Avoiding the Trap: Cultivate commentary by rewarding thoughtful contributors. For example, if a visitor posts in a particularly eloquent and informed fashion, invite them to make a guest post on the blog and expand upon their ideas. Consider making the guest slot a regular feature of the blog. In a stroke, this will reduce the overall workload on the blog’s primary writer and show the more informed readers that their words are reaching the authority behind the blog. This also helps quell any din raised by agitators and malcontents.
Blunder #3 – The Rote Post
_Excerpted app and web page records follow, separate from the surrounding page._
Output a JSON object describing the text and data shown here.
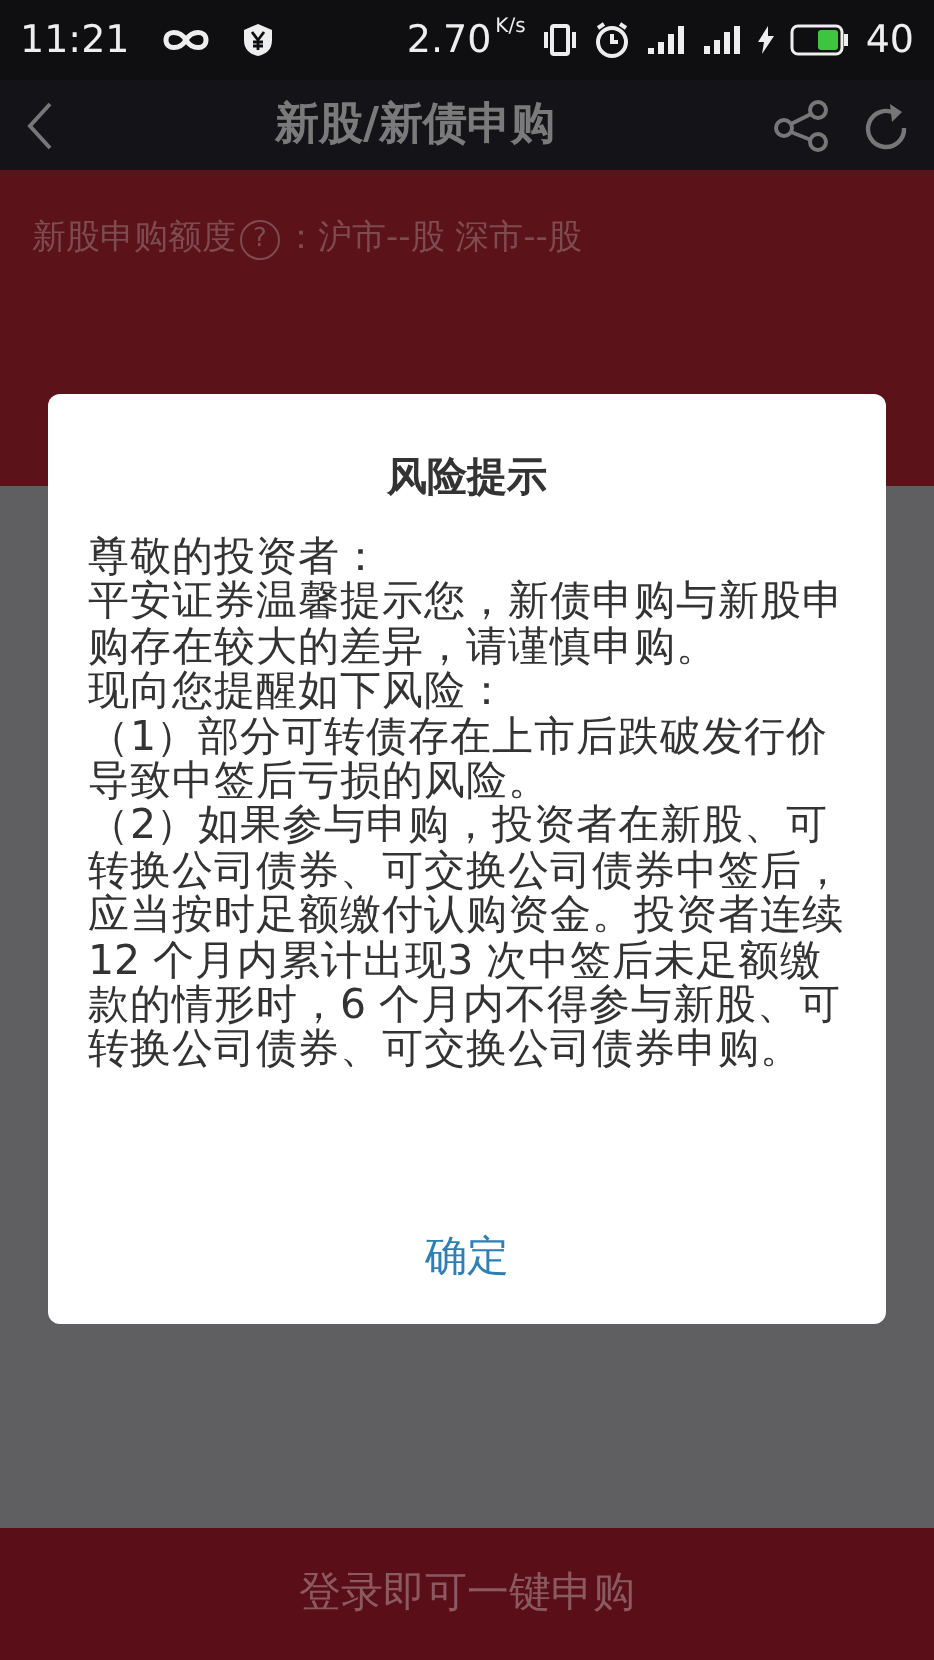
{
  "status_bar": {
    "time": "11:21",
    "speed": "2.70",
    "speed_unit": "K/s",
    "battery": "40"
  },
  "header": {
    "title": "新股/新债申购"
  },
  "quota": {
    "label": "新股申购额度",
    "help_icon": "?",
    "separator": "：",
    "value": "沪市--股 深市--股"
  },
  "dialog": {
    "title": "风险提示",
    "paragraphs": [
      "尊敬的投资者：",
      "平安证券温馨提示您，新债申购与新股申购存在较大的差异，请谨慎申购。",
      "现向您提醒如下风险：",
      "（1）部分可转债存在上市后跌破发行价导致中签后亏损的风险。",
      "（2）如果参与申购，投资者在新股、可转换公司债券、可交换公司债券中签后，应当按时足额缴付认购资金。投资者连续12 个月内累计出现3 次中签后未足额缴款的情形时，6 个月内不得参与新股、可转换公司债券、可交换公司债券申购。"
    ],
    "confirm": "确定"
  },
  "login_bar": {
    "text": "登录即可一键申购"
  }
}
Regular content is the key to a successful blog; this can’t be disputed. However, it also can’t be disputed that some writers simply hit a slump and can’t go on producing without cessation. Sometimes the inspiration simply isn’t there. A blog oriented toward news-style stories covering a specific industry might suffer when the industry simply isn’t providing any new stories, for example. Forcing a post at times like this will be a bad idea almost universally, because people can tell when writing is forced or uninspired.
Avoiding the Trap: This is another area where the video function can come in handy. If a topic just isn’t presenting itself well, a blogger can look up a video series on the topic of their choice and post it. It’s often easier to post a video and add some commentary on the issues discussed than it is to come up with an article whole cloth.
Blunder #4 – Missing the Point
This issue ties right back in with the idea of audience feedback and participation in a blog, as well as finding alternative methods to rote updating. Consider the idea above, where a writer strapped for ideas posts a YouTube video related to the blog’s mission and makes a post commenting on it rather than devising an entire post of his or her own. Suppose this video comment is one of the most popular posts by traffic and commentary compared to any others, even though it took the least work. Why would a writer not take advantage of this? Sadly, this is exactly the case, and many bloggers miss the opportunity to pick up a new idea.
Avoiding the Trap: If a crazy or half-baked idea somehow becomes more popular than the default or normal pattern, consider making it a series and running with it. This is why observing metrics such as traffic and the user comments section is such an important skill to develop. The net is alive, vital and adapting. Keep a finger on the pulse of it, and be prepared to react to sudden inspirational shifts.